═════ PROVIDED ENTRIES ═════
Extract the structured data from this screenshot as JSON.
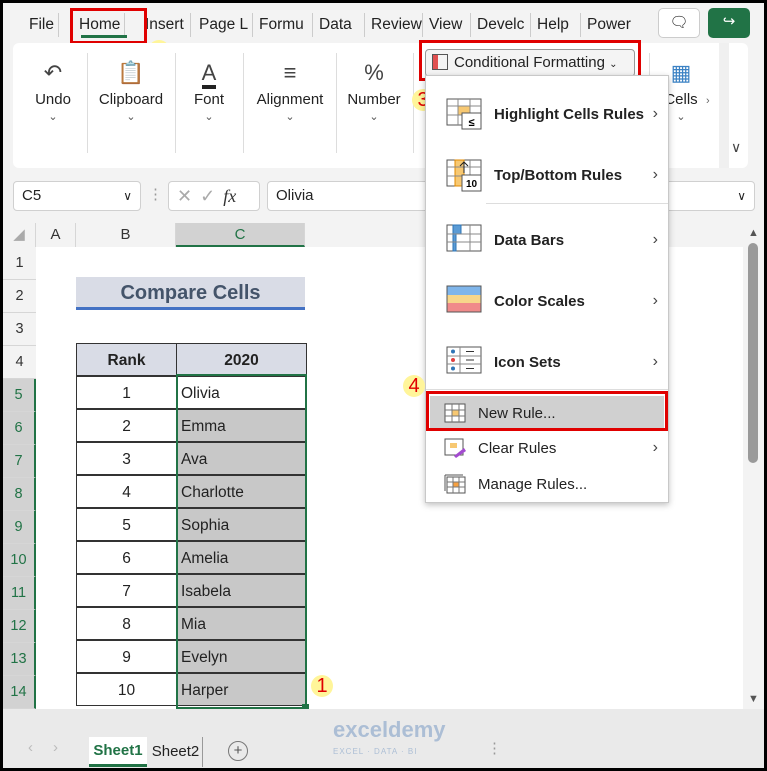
{
  "ribbon_tabs": [
    "File",
    "Home",
    "Insert",
    "Page L",
    "Formu",
    "Data",
    "Review",
    "View",
    "Develc",
    "Help",
    "Power"
  ],
  "active_tab": "Home",
  "groups": {
    "undo": "Undo",
    "clipboard": "Clipboard",
    "font": "Font",
    "alignment": "Alignment",
    "number": "Number",
    "cells": "Cells"
  },
  "conditional_formatting": "Conditional Formatting",
  "formula_bar": {
    "name_box": "C5",
    "value": "Olivia",
    "fx": "fx"
  },
  "columns": [
    "A",
    "B",
    "C"
  ],
  "rows": [
    "1",
    "2",
    "3",
    "4",
    "5",
    "6",
    "7",
    "8",
    "9",
    "10",
    "11",
    "12",
    "13",
    "14"
  ],
  "sheet": {
    "title": "Compare Cells",
    "headers": [
      "Rank",
      "2020"
    ],
    "data": [
      [
        "1",
        "Olivia"
      ],
      [
        "2",
        "Emma"
      ],
      [
        "3",
        "Ava"
      ],
      [
        "4",
        "Charlotte"
      ],
      [
        "5",
        "Sophia"
      ],
      [
        "6",
        "Amelia"
      ],
      [
        "7",
        "Isabela"
      ],
      [
        "8",
        "Mia"
      ],
      [
        "9",
        "Evelyn"
      ],
      [
        "10",
        "Harper"
      ]
    ]
  },
  "menu": {
    "items": [
      "Highlight Cells Rules",
      "Top/Bottom Rules",
      "Data Bars",
      "Color Scales",
      "Icon Sets",
      "New Rule...",
      "Clear Rules",
      "Manage Rules..."
    ],
    "highlighted": "New Rule..."
  },
  "steps": [
    "1",
    "2",
    "3",
    "4"
  ],
  "sheet_tabs": [
    "Sheet1",
    "Sheet2"
  ],
  "active_sheet": "Sheet1",
  "watermark": "exceldemy EXCEL · DATA · BI",
  "colors": {
    "excel_green": "#217346",
    "step_box": "#e00000",
    "selection": "#c8c8c8",
    "title_fill": "#d9dce6"
  }
}
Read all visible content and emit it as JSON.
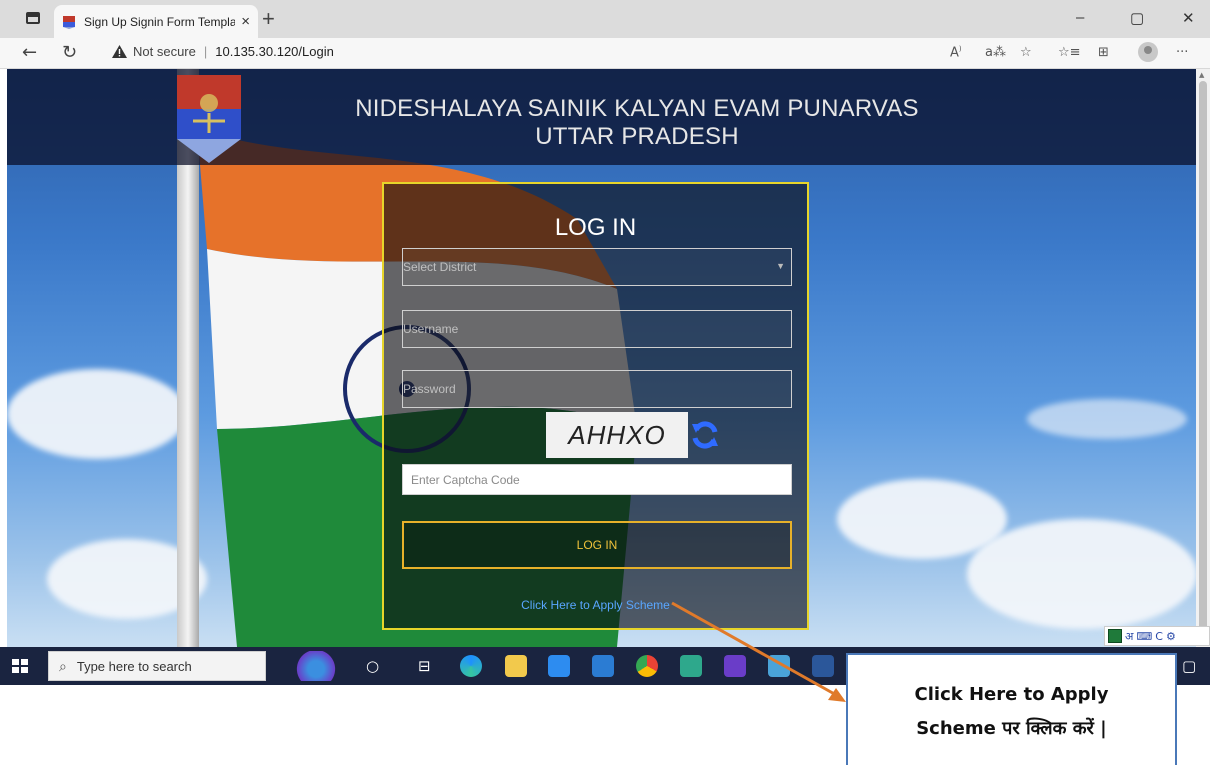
{
  "browser": {
    "tab_title": "Sign Up Signin Form Template E",
    "tab_close": "×",
    "new_tab": "+",
    "not_secure": "Not secure",
    "url": "10.135.30.120/Login",
    "window_controls": {
      "minimize": "–",
      "maximize": "▢",
      "close": "✕"
    },
    "toolbar_icons": [
      "read-aloud-icon",
      "translate-icon",
      "favorite-add-icon",
      "favorites-icon",
      "collections-icon",
      "profile-icon",
      "more-icon"
    ]
  },
  "page": {
    "header_line1": "NIDESHALAYA SAINIK KALYAN EVAM PUNARVAS",
    "header_line2": "UTTAR PRADESH"
  },
  "login": {
    "title": "LOG IN",
    "district_placeholder": "Select District",
    "username_placeholder": "Username",
    "password_placeholder": "Password",
    "captcha_text": "AHHXO",
    "captcha_placeholder": "Enter Captcha Code",
    "button_label": "LOG IN",
    "apply_link": "Click Here to Apply Scheme"
  },
  "taskbar": {
    "search_placeholder": "Type here to search"
  },
  "ime": {
    "label": "अ",
    "c_label": "C"
  },
  "callout": {
    "line1": "Click Here to Apply",
    "line2": "Scheme पर क्लिक करें |"
  },
  "colors": {
    "login_border": "#e6d52a",
    "login_button_border": "#e6b12a",
    "link": "#59a6ff",
    "callout_border": "#4a78b8",
    "arrow": "#e07a2a"
  }
}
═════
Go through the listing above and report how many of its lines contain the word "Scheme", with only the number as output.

» OUTPUT BELOW:
2